The implementation of good processes therefore is worth considering when growing your business, and contributes towards an improved market valuation. It’s a no-brainer.

People

in a service business, your people are your most valuable asset and probably your most expensive overhead. We work with specialists in employee engagement who apply known methodologies to measure how efficiently a business is using its people, and the cost thereof. They provide an indication of whether the skills and experience of those people, the Human Capital, is being developed into psychological capital and if this is implemented how this can offer an enhanced relationship with the business that delivers discretionary effort, robustness and has incremental effects on performance.

We also offer a wide range of ongoing training such as presentation skills training, sales training, negotiation training and management training through our network of specialist training consultants to support the businesses people development.

Loyal employees in any business create loyal customers, who in turn create happy shareholders.

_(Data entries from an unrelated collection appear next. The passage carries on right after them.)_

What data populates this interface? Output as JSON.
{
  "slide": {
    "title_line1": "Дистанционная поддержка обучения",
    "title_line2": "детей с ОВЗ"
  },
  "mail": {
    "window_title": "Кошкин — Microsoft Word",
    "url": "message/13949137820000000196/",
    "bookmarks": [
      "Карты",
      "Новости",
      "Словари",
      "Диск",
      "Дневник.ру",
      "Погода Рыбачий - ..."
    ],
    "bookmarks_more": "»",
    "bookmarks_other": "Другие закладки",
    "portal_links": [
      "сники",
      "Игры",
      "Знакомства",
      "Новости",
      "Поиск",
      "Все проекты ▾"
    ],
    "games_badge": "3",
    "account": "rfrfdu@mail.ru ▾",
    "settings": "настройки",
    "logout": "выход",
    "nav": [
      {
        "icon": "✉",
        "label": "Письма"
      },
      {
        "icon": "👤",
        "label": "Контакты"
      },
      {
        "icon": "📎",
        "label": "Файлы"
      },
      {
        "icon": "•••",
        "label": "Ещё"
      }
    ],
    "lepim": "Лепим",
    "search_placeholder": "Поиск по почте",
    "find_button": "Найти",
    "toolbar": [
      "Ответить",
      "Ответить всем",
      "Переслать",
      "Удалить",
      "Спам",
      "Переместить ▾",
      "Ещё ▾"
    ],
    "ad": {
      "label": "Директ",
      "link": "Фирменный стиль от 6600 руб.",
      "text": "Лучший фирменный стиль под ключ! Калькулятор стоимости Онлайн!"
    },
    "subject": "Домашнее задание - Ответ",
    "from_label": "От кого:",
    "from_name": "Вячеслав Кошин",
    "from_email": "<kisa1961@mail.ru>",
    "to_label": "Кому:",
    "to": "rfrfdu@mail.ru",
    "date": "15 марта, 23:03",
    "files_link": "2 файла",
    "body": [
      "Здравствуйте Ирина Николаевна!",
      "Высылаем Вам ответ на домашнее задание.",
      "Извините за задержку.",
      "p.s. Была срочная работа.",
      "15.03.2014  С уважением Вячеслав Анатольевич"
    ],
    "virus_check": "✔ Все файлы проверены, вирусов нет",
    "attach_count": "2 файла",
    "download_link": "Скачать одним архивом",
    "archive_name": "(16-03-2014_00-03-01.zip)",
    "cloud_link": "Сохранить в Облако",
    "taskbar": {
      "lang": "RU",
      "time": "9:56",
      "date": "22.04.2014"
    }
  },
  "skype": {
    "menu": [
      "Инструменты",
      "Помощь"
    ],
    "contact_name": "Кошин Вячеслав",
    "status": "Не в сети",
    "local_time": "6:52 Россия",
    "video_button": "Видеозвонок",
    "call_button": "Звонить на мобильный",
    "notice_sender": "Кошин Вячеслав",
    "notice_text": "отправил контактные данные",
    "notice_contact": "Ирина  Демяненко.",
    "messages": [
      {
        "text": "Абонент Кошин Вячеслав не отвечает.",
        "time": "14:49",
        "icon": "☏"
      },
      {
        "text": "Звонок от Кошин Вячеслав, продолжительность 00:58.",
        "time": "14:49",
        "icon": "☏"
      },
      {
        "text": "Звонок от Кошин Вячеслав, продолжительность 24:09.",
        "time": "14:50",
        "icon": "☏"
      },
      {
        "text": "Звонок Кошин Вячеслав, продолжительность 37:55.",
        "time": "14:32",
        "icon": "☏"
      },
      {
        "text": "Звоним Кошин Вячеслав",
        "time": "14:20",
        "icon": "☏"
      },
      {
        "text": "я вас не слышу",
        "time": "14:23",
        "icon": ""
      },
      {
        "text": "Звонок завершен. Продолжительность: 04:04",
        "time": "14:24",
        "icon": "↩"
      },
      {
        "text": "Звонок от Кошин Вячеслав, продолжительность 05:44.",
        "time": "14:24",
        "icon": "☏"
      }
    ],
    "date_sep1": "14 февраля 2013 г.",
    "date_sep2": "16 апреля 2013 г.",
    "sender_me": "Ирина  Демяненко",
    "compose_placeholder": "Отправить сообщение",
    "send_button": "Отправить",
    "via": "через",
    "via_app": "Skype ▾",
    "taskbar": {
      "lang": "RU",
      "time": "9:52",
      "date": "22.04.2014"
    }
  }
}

The process sounds easy but it is not, and has defeated some of the biggest organisations of the twentieth century

Sir Richard Branson

Physical Evidence

with a service business, we are often selling the intangible.
Do we expect our customers to appoint us based on a snappy sales presentation, some chat about our experience and demonstration of track record? Hardly!

Physical Evidence becomes a key part of your marketing function – what testimonials can you provide, what case studies or examples of work of a similar type that you have done before? What ROI have you provided to other customers in a similar sector, that will demonstrate your capabilities? Qualifications – what qualifications do team members have, and what commitment have you made to their ongoing training so that your customers know they are getting ‘the best in class’ at their job.

Physical Evidence (or PE) must be tangible, evidenced proof that you do what you say you do, the unequivocal documentation that by ‘buying your business services’ you will achieve x and y and z. PE can be your website, case studies, testimonials, site visits, photographs, health & safety statistics (independently measured of course), customer satisfaction reports and even videos of projects and delighted customers.

We refer to all of the 7 P’s when we work with all our clients …, using the tried and trusted methodology detailed above, and we examine each one of these asking soul-searching questions of the business owners and directors.

Are they really providing the best product there is? How do we measure that?

Customer feedback can provide invaluable information as to on job performance in terms of customer experience, and can give you valuable insight to where you have a training need or need to take disciplinary action. Encouraging innovation within the business so that ideas and continuous improvement is given air time is a fantastic way to encourage your employees to help you develop your business.

There is now talk of a further P – the 8th P – but this is sector dependent – whether charitable/social or commerce/corporate.

But getting back to basics with your business strategy in terms of what you offer, where you can make improvements that will add to your bottom line, and how that is in effect implemented by your marketing management team.

And not one word yet about “digital” – in my opinion, digital comms is merely one element of the promotional campaign, so don’t get phased by it. Treat it as part of the ‘marketing mix’ which you have at your disposal within your BD strategy and certainly not the only marketing method within your marketing toolkit for professional services.